International flight prices, while surging for some routes, are not a big part of the U.S. Consumer Price Index, which is dominated by domestic flight prices. In fact, airfares in the inflation measure dropped sharply in June from the previous month and are down nearly 19 percent from a year ago.
That is partly because fuel is cheaper and partly because airlines are getting more planes into the sky. Many pilots and air traffic controllers had been laid off or had retired, so companies struggled to keep up when demand started to recover after the initial pandemic slump, pushing prices sharply higher in 2022.
“We just didn’t have enough seats to go around last year,” Mr. Sharif said, explaining that while personnel issues persist, so far this year the supply situation has been better. “Planes are still totally packed, but there are more planes.”
And as people flock abroad, it is sapping some demand from hotels and tourist attractions in the United States. International tourists have yet to return to the United States in full force, so they are not entirely offsetting the wave of Americans headed overseas.

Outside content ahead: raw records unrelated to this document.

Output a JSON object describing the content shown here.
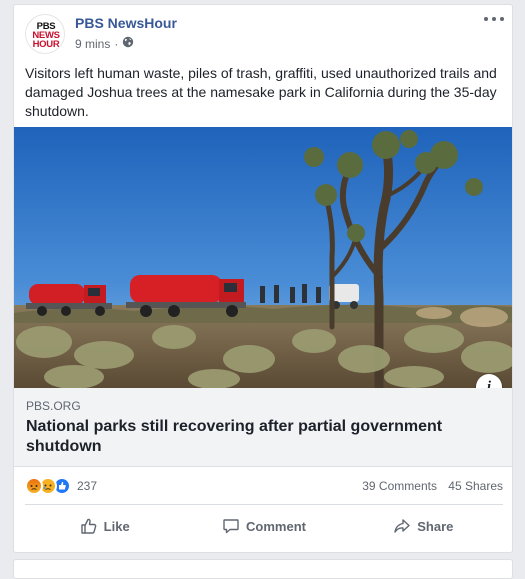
{
  "post": {
    "page_name": "PBS NewsHour",
    "timestamp": "9 mins",
    "separator": "·",
    "privacy_icon": "globe-icon",
    "logo_text": [
      "PBS",
      "NEWS",
      "HOUR"
    ],
    "text": "Visitors left human waste, piles of trash, graffiti, used unauthorized trails and damaged Joshua trees at the namesake park in California during the 35-day shutdown."
  },
  "link_preview": {
    "domain": "PBS.ORG",
    "title": "National parks still recovering after partial government shutdown",
    "info_label": "i"
  },
  "engagement": {
    "reactions": [
      "angry",
      "sad",
      "like"
    ],
    "reaction_count": "237",
    "comments": "39 Comments",
    "shares": "45 Shares"
  },
  "actions": {
    "like": "Like",
    "comment": "Comment",
    "share": "Share"
  },
  "colors": {
    "page_name": "#385898",
    "background": "#e9ebee",
    "link_box": "#f2f3f5",
    "sky": "#2f74c8"
  }
}
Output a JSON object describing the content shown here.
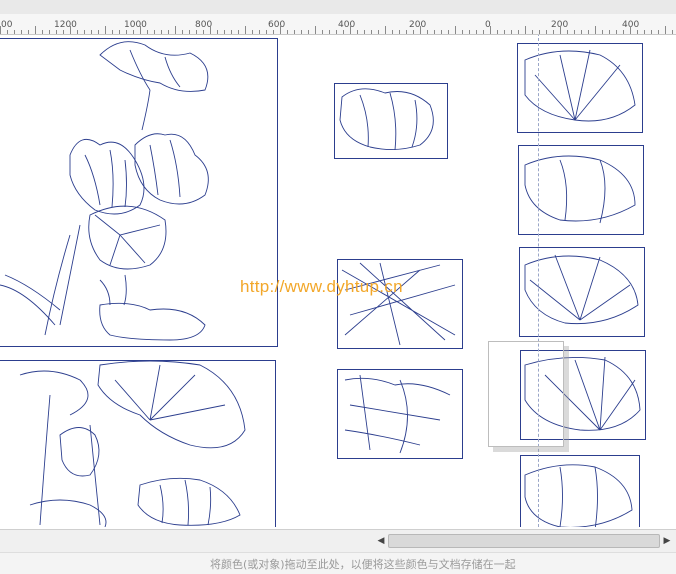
{
  "ruler": {
    "labels": [
      "00",
      "1200",
      "1000",
      "800",
      "600",
      "400",
      "200",
      "0",
      "200",
      "400"
    ]
  },
  "canvas": {
    "watermark": "http://www.dyhtup.cn",
    "stroke_color": "#2c3e8e",
    "watermark_color": "#f2a72a"
  },
  "status": {
    "hint": "将颜色(或对象)拖动至此处，以便将这些颜色与文档存储在一起"
  },
  "icons": {
    "scroll_left": "chevron-left-icon",
    "scroll_right": "chevron-right-icon"
  }
}
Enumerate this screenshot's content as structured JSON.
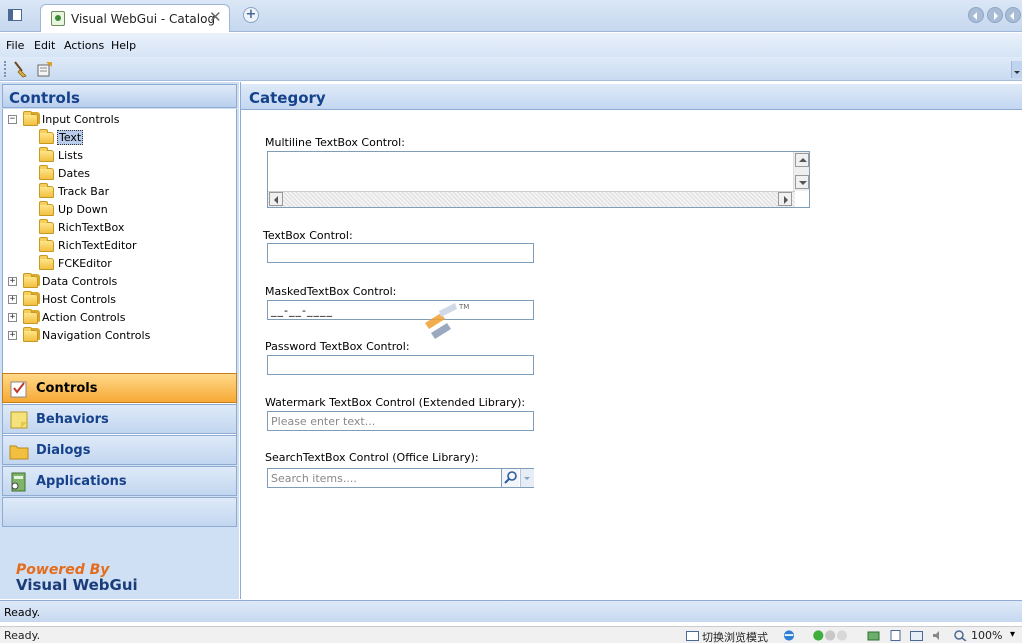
{
  "browser": {
    "tab_title": "Visual WebGui - Catalog",
    "close_glyph": "✕",
    "newtab_glyph": "+",
    "status_text": "Ready.",
    "mode_text": "切换浏览模式",
    "zoom": "100%",
    "zoom_caret": "▾"
  },
  "menu": {
    "items": [
      "File",
      "Edit",
      "Actions",
      "Help"
    ]
  },
  "left_panel": {
    "title": "Controls",
    "tree": [
      {
        "label": "Input Controls",
        "expanded": true,
        "glyph": "−"
      },
      {
        "label": "Text",
        "selected": true
      },
      {
        "label": "Lists"
      },
      {
        "label": "Dates"
      },
      {
        "label": "Track Bar"
      },
      {
        "label": "Up Down"
      },
      {
        "label": "RichTextBox"
      },
      {
        "label": "RichTextEditor"
      },
      {
        "label": "FCKEditor"
      },
      {
        "label": "Data Controls",
        "glyph": "+"
      },
      {
        "label": "Host Controls",
        "glyph": "+"
      },
      {
        "label": "Action Controls",
        "glyph": "+"
      },
      {
        "label": "Navigation Controls",
        "glyph": "+"
      }
    ],
    "nav_buttons": [
      {
        "label": "Controls",
        "icon": "checklist-icon",
        "active": true
      },
      {
        "label": "Behaviors",
        "icon": "note-icon"
      },
      {
        "label": "Dialogs",
        "icon": "folder-icon"
      },
      {
        "label": "Applications",
        "icon": "app-icon"
      }
    ],
    "powered_by": "Powered By",
    "brand": "Visual WebGui"
  },
  "category": {
    "title": "Category",
    "multiline_label": "Multiline TextBox Control:",
    "textbox_label": "TextBox Control:",
    "masked_label": "MaskedTextBox Control:",
    "masked_value": "__-__-____",
    "password_label": "Password TextBox Control:",
    "watermark_label": "Watermark TextBox Control (Extended Library):",
    "watermark_placeholder": "Please enter text...",
    "search_label": "SearchTextBox Control (Office Library):",
    "search_placeholder": "Search items....",
    "tm": "TM"
  },
  "status": {
    "text": "Ready."
  },
  "colors": {
    "header_text": "#15428b",
    "active_nav": "#f7a935",
    "powered": "#e46c1a"
  }
}
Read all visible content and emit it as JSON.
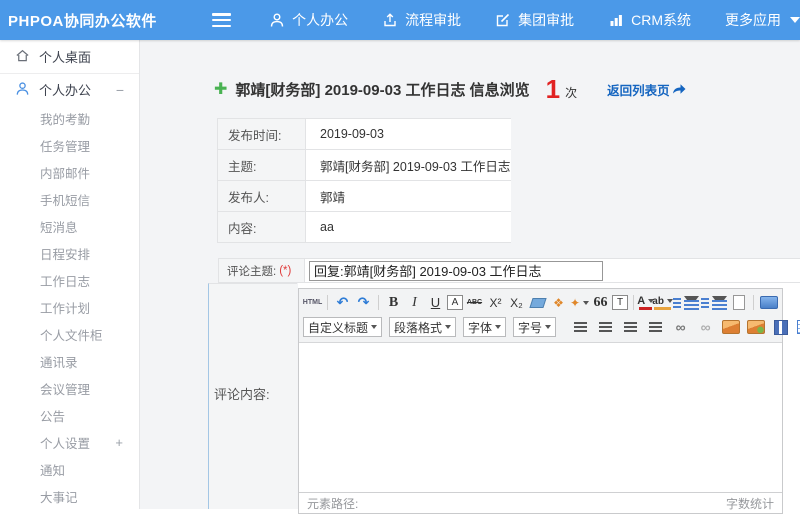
{
  "colors": {
    "topbar": "#4b99e8",
    "accent_blue": "#4a90e2",
    "link_blue": "#1565c0",
    "count_red": "#e12222",
    "plus_green": "#49b252"
  },
  "header": {
    "logo": "PHPOA协同办公软件",
    "nav": [
      {
        "name": "personal-office",
        "icon": "person-icon",
        "label": "个人办公"
      },
      {
        "name": "workflow-approval",
        "icon": "flow-approval-icon",
        "label": "流程审批"
      },
      {
        "name": "group-approval",
        "icon": "edit-square-icon",
        "label": "集团审批"
      },
      {
        "name": "crm-system",
        "icon": "bar-chart-icon",
        "label": "CRM系统"
      },
      {
        "name": "more-apps",
        "icon": "caret-down-icon",
        "label": "更多应用"
      }
    ]
  },
  "sidebar": {
    "desktop": {
      "label": "个人桌面",
      "icon": "home-icon"
    },
    "group": {
      "label": "个人办公",
      "icon": "user-icon",
      "toggle": "−"
    },
    "items": [
      {
        "label": "我的考勤"
      },
      {
        "label": "任务管理"
      },
      {
        "label": "内部邮件"
      },
      {
        "label": "手机短信"
      },
      {
        "label": "短消息"
      },
      {
        "label": "日程安排"
      },
      {
        "label": "工作日志"
      },
      {
        "label": "工作计划"
      },
      {
        "label": "个人文件柜"
      },
      {
        "label": "通讯录"
      },
      {
        "label": "会议管理"
      },
      {
        "label": "公告"
      },
      {
        "label": "个人设置",
        "toggle": "+"
      },
      {
        "label": "通知"
      },
      {
        "label": "大事记"
      }
    ]
  },
  "main": {
    "title": {
      "plus_glyph": "✚",
      "text": "郭靖[财务部] 2019-09-03 工作日志 信息浏览",
      "count": "1",
      "count_unit": "次",
      "back_label": "返回列表页"
    },
    "info_rows": [
      {
        "label": "发布时间:",
        "value": "2019-09-03"
      },
      {
        "label": "主题:",
        "value": "郭靖[财务部] 2019-09-03 工作日志"
      },
      {
        "label": "发布人:",
        "value": "郭靖"
      },
      {
        "label": "内容:",
        "value": "aa"
      }
    ],
    "comment": {
      "subject_label": "评论主题:",
      "required_mark": "(*)",
      "subject_value": "回复:郭靖[财务部] 2019-09-03 工作日志",
      "content_label": "评论内容:"
    }
  },
  "editor": {
    "toolbar_row1": [
      {
        "name": "source-code-button",
        "glyph": "HTML",
        "cls": "t-html"
      },
      {
        "name": "toolbar-separator",
        "cls": "t-sep"
      },
      {
        "name": "undo-icon",
        "glyph": "↶",
        "cls": "t-blue"
      },
      {
        "name": "redo-icon",
        "glyph": "↷",
        "cls": "t-blue"
      },
      {
        "name": "toolbar-separator",
        "cls": "t-sep"
      },
      {
        "name": "bold-icon",
        "glyph": "B",
        "cls": "t-bold"
      },
      {
        "name": "italic-icon",
        "glyph": "I",
        "cls": "t-italic"
      },
      {
        "name": "underline-icon",
        "glyph": "U",
        "cls": "t-underline"
      },
      {
        "name": "font-style-icon",
        "glyph": "A",
        "cls": "t-boxed"
      },
      {
        "name": "strikethrough-icon",
        "glyph": "ABC",
        "cls": "t-strike"
      },
      {
        "name": "superscript-icon",
        "glyph": "X²"
      },
      {
        "name": "subscript-icon",
        "glyph": "X₂"
      },
      {
        "name": "eraser-icon",
        "cls": "t-eraser",
        "shape": true
      },
      {
        "name": "format-brush-icon",
        "glyph": "❖",
        "cls": "t-orange"
      },
      {
        "name": "quick-format-icon",
        "glyph": "✦",
        "cls": "t-orange",
        "caret": true
      },
      {
        "name": "blockquote-icon",
        "glyph": "66",
        "cls": "t-quote"
      },
      {
        "name": "paste-text-icon",
        "glyph": "T",
        "cls": "t-boxed"
      },
      {
        "name": "toolbar-separator",
        "cls": "t-sep"
      },
      {
        "name": "font-color-icon",
        "glyph": "A",
        "cls": "t-fontcolor",
        "caret": true
      },
      {
        "name": "highlight-color-icon",
        "glyph": "ab",
        "cls": "t-highlight",
        "caret": true
      },
      {
        "name": "ordered-list-icon",
        "cls": "t-list",
        "shape": true,
        "caret": true
      },
      {
        "name": "unordered-list-icon",
        "cls": "t-list",
        "shape": true,
        "caret": true
      },
      {
        "name": "new-page-icon",
        "cls": "t-page",
        "shape": true
      },
      {
        "name": "toolbar-separator",
        "cls": "t-sep"
      },
      {
        "name": "fullscreen-icon",
        "cls": "t-monitor",
        "shape": true
      }
    ],
    "toolbar_dropdowns": [
      {
        "name": "heading-select",
        "label": "自定义标题",
        "width": 86
      },
      {
        "name": "paragraph-select",
        "label": "段落格式",
        "width": 78
      },
      {
        "name": "font-family-select",
        "label": "字体",
        "width": 74
      },
      {
        "name": "font-size-select",
        "label": "字号",
        "width": 88
      }
    ],
    "toolbar_row2_icons": [
      {
        "name": "align-left-icon",
        "cls": "t-bars",
        "shape": true
      },
      {
        "name": "align-center-icon",
        "cls": "t-bars",
        "shape": true
      },
      {
        "name": "align-right-icon",
        "cls": "t-bars",
        "shape": true
      },
      {
        "name": "align-justify-icon",
        "cls": "t-bars",
        "shape": true
      },
      {
        "name": "link-icon",
        "glyph": "∞",
        "cls": "t-link"
      },
      {
        "name": "unlink-icon",
        "glyph": "∞",
        "cls": "t-link t-dim"
      },
      {
        "name": "image-icon",
        "cls": "t-img",
        "shape": true
      },
      {
        "name": "flash-icon",
        "cls": "t-img t-img2",
        "shape": true
      },
      {
        "name": "media-icon",
        "cls": "t-media",
        "shape": true
      },
      {
        "name": "table-icon",
        "cls": "t-table",
        "shape": true
      }
    ],
    "statusbar_left": "元素路径:",
    "statusbar_right": "字数统计"
  }
}
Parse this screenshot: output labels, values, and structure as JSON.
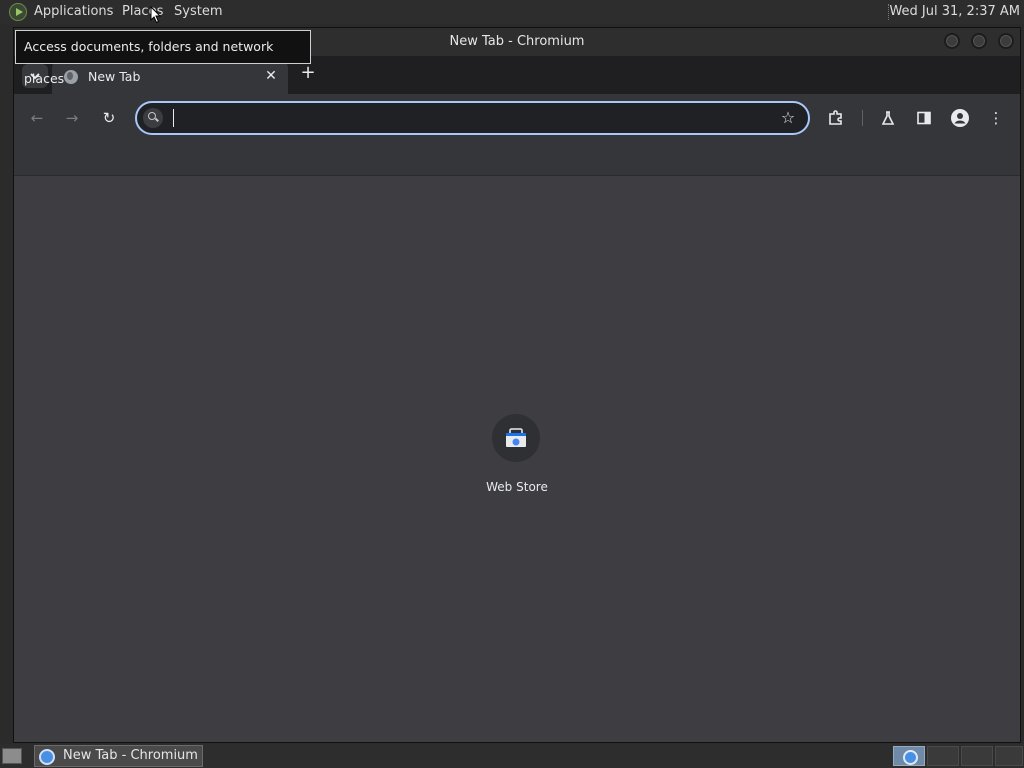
{
  "top_panel": {
    "applications_label": "Applications",
    "places_label": "Places",
    "system_label": "System",
    "clock": "Wed Jul 31,  2:37 AM"
  },
  "tooltip": {
    "text": "Access documents, folders and network places"
  },
  "window": {
    "title": "New Tab - Chromium",
    "tab": {
      "title": "New Tab",
      "close_glyph": "✕"
    },
    "new_tab_glyph": "+",
    "tab_search_glyph": "⌄",
    "toolbar": {
      "back_glyph": "←",
      "forward_glyph": "→",
      "reload_glyph": "↻",
      "bookmark_glyph": "☆",
      "menu_glyph": "⋮",
      "omnibox_value": ""
    },
    "shortcuts": [
      {
        "label": "Web Store",
        "icon": "web-store-icon"
      }
    ]
  },
  "taskbar": {
    "items": [
      {
        "label": "New Tab - Chromium",
        "icon": "chromium-icon"
      }
    ]
  },
  "colors": {
    "accent": "#a8c7fa",
    "content_bg": "#3e3e42",
    "toolbar_bg": "#35363a"
  }
}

Domestic travel is hardly in a free fall — July 4 weekend travel probably set new records, per AAA — but tourists are no longer so insatiable that hotels can keep raising room rates indefinitely. Prices for lodging away from home in the U.S. climbed by 4.5 percent in the year through June, which is far slower than the 25 percent annual increases hotel rooms were posting last spring. There is even elbow room at Disney World.
Even if it isn’t inflationary, the jump in foreign travel does highlight something about the U.S. economy: It’s hard to keep U.S. consumers down, especially affluent ones.
The Fed has been raising interest rates to cool growth since early 2022. Officials have made it more expensive to borrow money in hopes of creating a ripple effect that would cut into demand and force companies to stop lifting prices so much.
Consumption has slowed amid that onslaught, but it hasn’t tanked. Fed officials have taken note, remarking at their last meeting that consumption had been “stronger than expected,” minutes showed.
The resilience comes as many households remain in solid financial shape. People who travel internationally skew wealthier, and many are benefiting from a rising stock market and still-high home prices that are beginning to prove surprisingly immune to interest rate moves.
Those who do not have big stock or real estate holdings are experiencing a strong job market, and some are still holding onto extra savings built up during the pandemic. And it is not just vacation destinations feeling the momentum: Consumers are still spending on a range of other services.
“There’s this last blowoff of spending,” said Kathy Bostjancic, chief economist for the insurance company Nationwide Mutual.
It could be that consumer resilience will help the U.S. economy avoid a recession as the Fed fights inflation. As has been the case at American hotels, demand that stabilizes without plummeting could allow for a slow and steady moderation of price increases.
But if consumers remain so ravenous that companies find they can still charge more, it could prolong inflation. That’s why the Fed is keeping a close eye on spending.
Ms. Bostjancic thinks consumers will pull back starting this fall. They are drawing down their savings, the labor market is cooling, and it may simply take time for the Fed’s rate increases to have their full effect.
But when it comes to many types of travel, there is no end in sight yet.
“Despite economic headwinds, we’re seeing very strong demand for summer leisure travel,” said Mike Daher, who leads the U.S. Transportation, Hospitality & Services practice at the consulting firm Deloitte.
Mr. Daher attributes that to three driving forces. People missed trips. Social media is luring many to new places. And the advent of remote work is allowing professionals — “what we call the laptop luggers,” per Mr. Daher — to stretch out vacations by working a few days from the beach or the mountains.
Mr. Calvo, the tour guide, is riding the wave, taking Americans on tours that showcase Paris’s shared history with France and driving them in minivan tours to Champagne.
“I have no clue if it’s going to last,” he said.